Sat, 07 Jul 2001 12:08:06 -0700
The thesis is that for a new language to become popular in today's world, it
must be backed by a gorilla-sized organization (IBM backed PL/1, DOD backed
Ada, MS backed VB, Sun/Oracle/Netscape backed Java, and they only succeeded
because they rode the crest of the Internet wave and maybe also because IBM
soon got on board in a big way) or it must have a fully-featured open-source
C++ now has a full open-source implementation, but I think its userbase grew to
almost-popular size before the open-source implementation was fully
featured. it was backed by ATT, which was at the time the largest single
user of systems programmers, but had oddly little influence on software
developers outside its own walls. can anyone say more about C++'s history?
judging by traffic on the comp.lang.* newsgroups, VB, C, C++, Java, Perl and
maybe Python and Unix shell were the only massively popular languages 3 or 4
years ago. Python had about 600 messages a month of newsgroup traffic --the
others all had 1500-4000 except for Unix shell. damn if I can remember how much
comp.unix.shell got; it consistently got about as much as comp.unix.programmer
and comp.unix.questions got, but I cannot remember whether that was 400 or 800.
Python traffic exploded over the next year or 2. I would call Python the
latest language to achieve massive popularity, though I might be missing one.
into the category of being swept into popularity by being backed by large
organizations (the 2 dominant browser makers). I may have forgot to measure
comp.lang.ada, but I dont think so. I think it was low-traffic. and this is
all from memory as I cannot find my notes. Of course some popular languages,
like Cobol, do not have a lot of users who also use Usenet.
Perl and Python are of course pure open-source plays in that they have no
proprietary implementations. I am curious about current traffic rates on the
newsgroups related to Ruby, another pure OS play.
lisp (comp.lang.lisp and comp.lang.scheme) had only about 250 messages/month in
traffic --low when you consider how often Scheme is used in teaching. you
cannot call lisp popular, but it has a long life ahead of it because many
programmer really care about it and because it is a wide-spectrum,
and it will probably never be used except for writing web applets;

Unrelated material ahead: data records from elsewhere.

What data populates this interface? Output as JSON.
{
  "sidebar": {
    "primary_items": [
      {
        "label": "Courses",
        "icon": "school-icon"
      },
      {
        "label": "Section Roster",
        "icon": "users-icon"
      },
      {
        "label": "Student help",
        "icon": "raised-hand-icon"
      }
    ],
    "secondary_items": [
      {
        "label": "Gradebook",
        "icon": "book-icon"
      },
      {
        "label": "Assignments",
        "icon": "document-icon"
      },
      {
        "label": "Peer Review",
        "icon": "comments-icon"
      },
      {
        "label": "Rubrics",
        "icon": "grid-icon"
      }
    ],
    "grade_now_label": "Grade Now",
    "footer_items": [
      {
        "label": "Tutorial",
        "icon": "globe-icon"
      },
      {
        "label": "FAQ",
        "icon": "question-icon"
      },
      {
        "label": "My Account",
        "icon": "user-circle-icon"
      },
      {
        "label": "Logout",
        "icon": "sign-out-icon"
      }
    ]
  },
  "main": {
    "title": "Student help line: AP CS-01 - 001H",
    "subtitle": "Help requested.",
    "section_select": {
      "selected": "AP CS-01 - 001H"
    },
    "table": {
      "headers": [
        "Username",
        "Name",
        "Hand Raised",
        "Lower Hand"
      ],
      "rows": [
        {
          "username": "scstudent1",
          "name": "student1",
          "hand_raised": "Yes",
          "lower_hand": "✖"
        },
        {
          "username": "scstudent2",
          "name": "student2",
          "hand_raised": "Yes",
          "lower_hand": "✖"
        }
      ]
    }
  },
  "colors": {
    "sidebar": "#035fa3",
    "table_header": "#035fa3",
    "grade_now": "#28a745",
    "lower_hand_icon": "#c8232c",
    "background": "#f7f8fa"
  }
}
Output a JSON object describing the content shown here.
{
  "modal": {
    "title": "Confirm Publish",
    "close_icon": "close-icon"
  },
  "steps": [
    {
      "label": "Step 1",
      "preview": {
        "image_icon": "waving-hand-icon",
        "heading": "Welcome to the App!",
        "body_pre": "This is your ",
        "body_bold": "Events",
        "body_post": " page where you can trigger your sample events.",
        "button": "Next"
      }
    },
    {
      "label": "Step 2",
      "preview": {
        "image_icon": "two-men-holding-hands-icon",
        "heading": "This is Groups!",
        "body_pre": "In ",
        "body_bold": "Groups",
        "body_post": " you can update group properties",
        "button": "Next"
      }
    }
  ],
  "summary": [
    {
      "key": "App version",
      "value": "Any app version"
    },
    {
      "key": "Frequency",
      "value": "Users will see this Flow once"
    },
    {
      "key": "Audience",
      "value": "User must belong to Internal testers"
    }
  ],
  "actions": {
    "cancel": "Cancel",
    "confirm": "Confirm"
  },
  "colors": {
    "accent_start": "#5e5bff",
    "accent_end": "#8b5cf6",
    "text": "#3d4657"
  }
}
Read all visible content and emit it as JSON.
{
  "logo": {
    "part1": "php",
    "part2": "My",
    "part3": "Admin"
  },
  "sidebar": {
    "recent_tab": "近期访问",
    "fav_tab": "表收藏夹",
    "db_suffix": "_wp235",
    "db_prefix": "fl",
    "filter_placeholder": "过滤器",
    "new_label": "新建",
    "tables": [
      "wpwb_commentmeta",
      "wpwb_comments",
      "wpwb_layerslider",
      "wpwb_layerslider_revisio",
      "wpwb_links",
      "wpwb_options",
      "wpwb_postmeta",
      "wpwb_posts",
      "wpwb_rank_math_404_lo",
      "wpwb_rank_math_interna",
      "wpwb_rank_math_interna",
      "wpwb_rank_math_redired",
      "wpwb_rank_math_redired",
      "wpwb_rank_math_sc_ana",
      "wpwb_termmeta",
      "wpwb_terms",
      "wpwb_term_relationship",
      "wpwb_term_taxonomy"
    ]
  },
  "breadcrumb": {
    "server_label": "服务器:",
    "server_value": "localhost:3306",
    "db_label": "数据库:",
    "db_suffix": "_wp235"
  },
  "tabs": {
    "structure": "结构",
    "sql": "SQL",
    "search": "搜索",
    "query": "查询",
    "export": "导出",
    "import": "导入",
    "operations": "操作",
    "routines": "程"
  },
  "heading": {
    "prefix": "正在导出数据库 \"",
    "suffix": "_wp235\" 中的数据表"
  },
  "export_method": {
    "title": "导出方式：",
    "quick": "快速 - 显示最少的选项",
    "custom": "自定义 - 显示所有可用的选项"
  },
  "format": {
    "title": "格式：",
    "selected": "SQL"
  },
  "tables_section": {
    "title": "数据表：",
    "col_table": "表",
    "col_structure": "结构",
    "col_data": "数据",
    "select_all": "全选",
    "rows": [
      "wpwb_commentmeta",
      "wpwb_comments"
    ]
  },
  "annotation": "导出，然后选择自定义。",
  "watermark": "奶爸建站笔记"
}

consequently, we might see it die out fairly soon even though it is very
the functional programming languages were all less popular than lisp as
measured by Usenet traffic. there are dozens of open-source implementations of
lisps and FP languages, half a dozen of which are very mature and full-featured
and praised by their users, so OS implementation certainly does not guarantee
forth had a surprisingly respectable 400-500. forth was at the
time very strong in embedded systems. helps to be very strong in some
important niche. comp.lang.smalltalk was very low, like 40, but that might be
another community like Cobol's that simply does not use Usenet much. and I
hadnt heard of squeak yet. Eiffel was even less. Eiffel's designer
is on record as being against open source and for the reimbursement of language
designers --not just implementors-- directly by the market. you have to be
pretty unrealistic to expect to make money directly off a language *design*.
oy! (*indirect* money making, as in using the design to gain fame and using
the fame to get higher-paying work than you could otherwise, might be